It’s also known as the “Equity Light” or “Equity Lamp”.

Fact: In an Equity theatre, the ghost light was the physical alert that you are no longer on the job. Performers love to sit around and talk for hours after a show is done. By putting out the light, the stage manager is signaling that no one is on the clock any more. This is a task still handled by the stage manager most of the time.

Theatre Superstition

Theatrical Superstitions Macbeth WitchesThe Scottish Play

This might be the most actively followed theatrical superstition.
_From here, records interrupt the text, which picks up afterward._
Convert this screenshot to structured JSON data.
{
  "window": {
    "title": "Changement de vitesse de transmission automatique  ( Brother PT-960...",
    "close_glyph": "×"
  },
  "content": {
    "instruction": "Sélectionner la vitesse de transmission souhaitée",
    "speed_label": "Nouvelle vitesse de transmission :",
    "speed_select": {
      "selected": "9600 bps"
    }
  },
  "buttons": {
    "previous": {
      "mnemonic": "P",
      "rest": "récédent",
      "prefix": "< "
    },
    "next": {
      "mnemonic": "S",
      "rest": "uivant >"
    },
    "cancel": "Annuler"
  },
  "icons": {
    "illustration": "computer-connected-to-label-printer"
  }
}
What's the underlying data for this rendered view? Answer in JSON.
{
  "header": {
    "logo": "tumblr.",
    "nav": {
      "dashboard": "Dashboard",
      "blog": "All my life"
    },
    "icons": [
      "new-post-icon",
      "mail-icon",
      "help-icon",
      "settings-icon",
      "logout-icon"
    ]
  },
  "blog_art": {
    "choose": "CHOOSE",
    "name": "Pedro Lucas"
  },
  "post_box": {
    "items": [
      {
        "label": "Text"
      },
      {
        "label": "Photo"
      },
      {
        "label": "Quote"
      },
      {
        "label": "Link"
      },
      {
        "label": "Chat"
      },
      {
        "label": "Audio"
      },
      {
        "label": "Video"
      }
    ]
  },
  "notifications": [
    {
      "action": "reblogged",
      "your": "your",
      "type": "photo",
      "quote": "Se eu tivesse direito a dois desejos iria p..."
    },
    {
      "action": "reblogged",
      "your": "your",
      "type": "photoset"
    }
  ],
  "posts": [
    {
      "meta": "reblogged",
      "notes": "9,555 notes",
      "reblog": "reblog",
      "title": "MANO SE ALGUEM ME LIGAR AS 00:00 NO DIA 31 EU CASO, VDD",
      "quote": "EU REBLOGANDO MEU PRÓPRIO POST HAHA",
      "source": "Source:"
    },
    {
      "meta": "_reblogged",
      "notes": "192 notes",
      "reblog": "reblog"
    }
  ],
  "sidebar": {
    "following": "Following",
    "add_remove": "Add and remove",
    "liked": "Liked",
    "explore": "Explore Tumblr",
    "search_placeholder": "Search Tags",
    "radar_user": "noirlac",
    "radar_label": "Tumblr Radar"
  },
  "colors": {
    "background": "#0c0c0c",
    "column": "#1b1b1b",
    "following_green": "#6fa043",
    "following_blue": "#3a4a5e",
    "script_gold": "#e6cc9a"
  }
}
What is the “The Scottish Play” or “The Bard’s Play”? It’s William Shakespeare’s ‘Macbeth‘. It is believed that mentioning this play by its name or even quoting lines from this show will bring disaster upon you and will result in extreme bad luck for your production.

Even if you don’t personally believe anything bad will go wrong with saying it out loud, you should refrain from saying it around other thespians or you will be forced to go through a series of odd counter-curses to send away the bad karma from the theatre.

In fact, this superstition is so deeply embedded that there is no sign for the word ‘Macbeth’ in British Sign Language. Instead, they use the same as the sign for ‘Scotland’.

  • Legend has it the play’s first performance (around 1606) was riddled with disaster. The actor playing Lady Macbeth died suddenly, so Shakespeare himself had to take on the part. This turned out to be a myth conjured up by the 19th and 20th-century cartoonist / critic Max Beerbohm.
  • In another 17th-century production, held in Amsterdam, the actor playing King Duncan was allegedly killed in front of a live audience when a real dagger was used in place of the stage prop during the stabbing scene.
  • In 1849, a long-standing rivalry between fans of British actor William Charles Macready and American Edwin Forrest turned violent during a production of Macbeth at New York’s Astor Place Opera House, leaving 22 dead and more than 100 injured.
  • It is said that US President Abraham Lincoln read this play the night before his assassination.